Q Some in the media have drawn comparisons between “Girls” and “Sex and the City,” which is also an HBO series about women in New York. Do you think the two shows are really that similar?

A I think it’s an easy comparison to make because it’s about girls living in New York on HBO. I think that may be where the comparisons end. They are so different. I totally understand the temptation to compare them, but I would caution anyone against actually believing there is anything similar about them. Not only are they shot differently, but the caliber is different. We’re a lot younger, there’s no one that has books published or a column. Our characters grew up watching “Sex and the City” or had friends that watched it, so it’s definitely in our lexicon, but it’s not our life.

Q How did Yale prepare you for a career in drama?

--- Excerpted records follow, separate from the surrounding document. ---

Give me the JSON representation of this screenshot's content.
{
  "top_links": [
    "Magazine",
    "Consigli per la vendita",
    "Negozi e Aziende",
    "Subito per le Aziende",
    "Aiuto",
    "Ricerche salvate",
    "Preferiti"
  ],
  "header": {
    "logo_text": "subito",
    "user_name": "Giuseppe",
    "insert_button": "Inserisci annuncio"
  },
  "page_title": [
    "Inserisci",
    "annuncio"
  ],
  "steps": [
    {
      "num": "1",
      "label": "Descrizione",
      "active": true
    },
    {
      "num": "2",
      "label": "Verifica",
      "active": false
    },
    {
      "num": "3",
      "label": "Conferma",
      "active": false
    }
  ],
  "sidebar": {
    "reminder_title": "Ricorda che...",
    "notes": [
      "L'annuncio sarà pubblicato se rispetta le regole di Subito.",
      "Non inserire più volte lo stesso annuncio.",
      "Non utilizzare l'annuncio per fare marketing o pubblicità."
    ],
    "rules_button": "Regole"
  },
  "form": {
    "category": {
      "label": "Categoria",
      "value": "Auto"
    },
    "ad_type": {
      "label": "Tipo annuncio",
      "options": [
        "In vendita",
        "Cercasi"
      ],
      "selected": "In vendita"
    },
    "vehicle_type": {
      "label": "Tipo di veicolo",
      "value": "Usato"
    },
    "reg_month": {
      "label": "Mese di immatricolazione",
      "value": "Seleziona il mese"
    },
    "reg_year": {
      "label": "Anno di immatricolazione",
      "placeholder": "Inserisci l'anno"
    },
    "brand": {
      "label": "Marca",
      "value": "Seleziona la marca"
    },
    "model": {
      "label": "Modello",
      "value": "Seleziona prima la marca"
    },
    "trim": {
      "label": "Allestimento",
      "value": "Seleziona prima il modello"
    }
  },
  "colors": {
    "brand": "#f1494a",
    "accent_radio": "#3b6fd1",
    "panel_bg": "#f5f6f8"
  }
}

A The best decision I made at Yale was to audition for [the improv comedy troupe] Just Add Water. Again and again, improv proves to be the most profitable skill that I have. Part of my audition for “Girls” was doing an improvised scene with Lena that lasted maybe ten minutes. If I hadn’t been doing improv for the four years that I was at Yale, I would have been completely unequipped to handle the scene. I think… the most important thing an aspiring actor can do is go to a liberal arts school or just a normal, non-conservatory college. With acting, so much of our job is to inhabit the lives of other people, and you have to have been living among other people in the same intense intimate way as one does during college. Yale prepared me for my career as an actor by not preparing me for my career as an actor, but in the best possible way. It was college, and that’s exactly what I needed.

Q What message do you have for fellow Yalies who are aspiring thespians?

A Call me. I’ll take them to lunch.